**ABOUT THIS EXERCISE:**
Within the material below, filter for lines that hold the word "title".

DATA RECORDS Block Start

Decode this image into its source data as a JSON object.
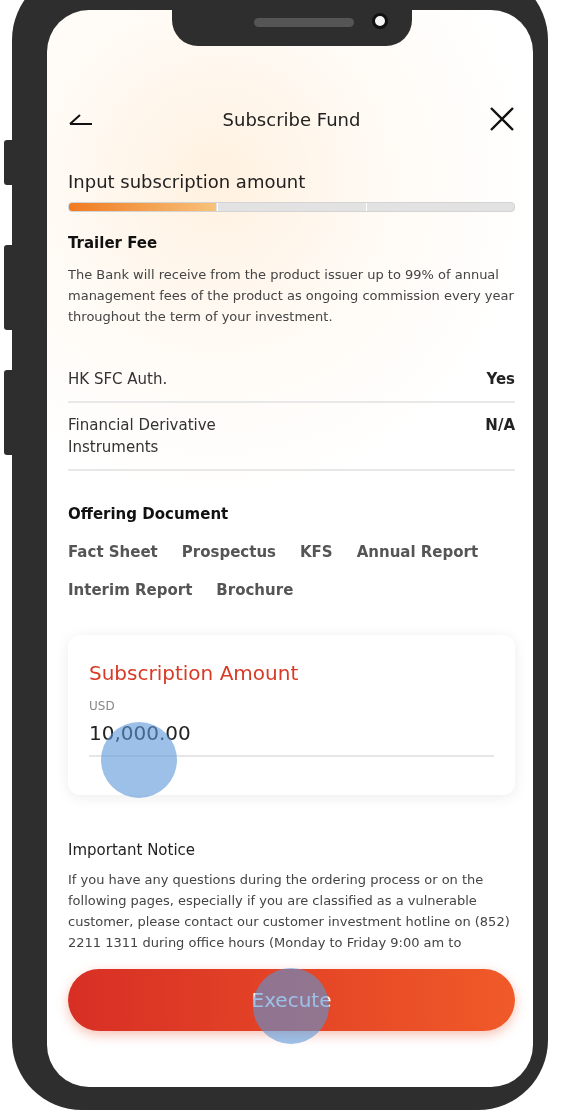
{
  "header": {
    "title": "Subscribe Fund"
  },
  "step": {
    "title": "Input subscription amount",
    "level": 0.33
  },
  "trailer_fee": {
    "title": "Trailer Fee",
    "text": "The Bank will receive from the product issuer up to 99% of annual management fees of the product as ongoing commission every year throughout the term of your investment."
  },
  "details": [
    {
      "label": "HK SFC Auth.",
      "value": "Yes"
    },
    {
      "label": "Financial Derivative Instruments",
      "value": "N/A"
    }
  ],
  "offering_document": {
    "title": "Offering Document",
    "links": [
      "Fact Sheet",
      "Prospectus",
      "KFS",
      "Annual Report",
      "Interim Report",
      "Brochure"
    ]
  },
  "amount_card": {
    "title": "Subscription Amount",
    "currency": "USD",
    "value": "10,000.00"
  },
  "notice": {
    "title": "Important Notice",
    "text": "If you have any questions during the ordering process or on the following pages, especially if you are classified as a vulnerable customer, please contact our customer investment hotline on (852) 2211 1311 during office hours (Monday to Friday 9:00 am to"
  },
  "execute_button": "Execute"
}
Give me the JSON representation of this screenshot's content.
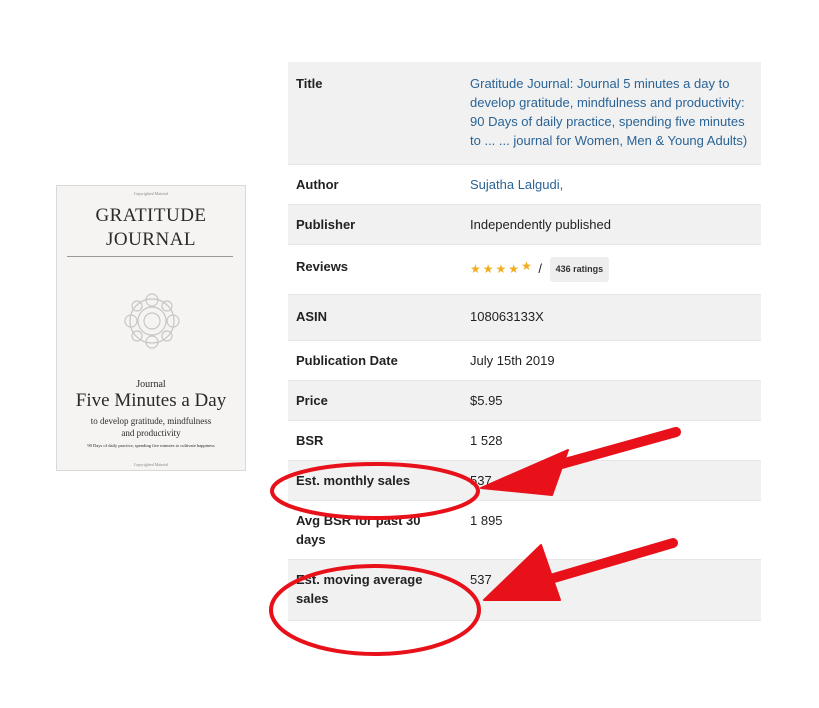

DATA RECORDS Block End

**SOLVED PROBLEM:**
    "title": "Subscribe Fund"
    "title": "Input subscription amount",
    "title": "Trailer Fee",
    "title": "Offering Document",
    "title": "Subscription Amount",
    "title": "Important Notice",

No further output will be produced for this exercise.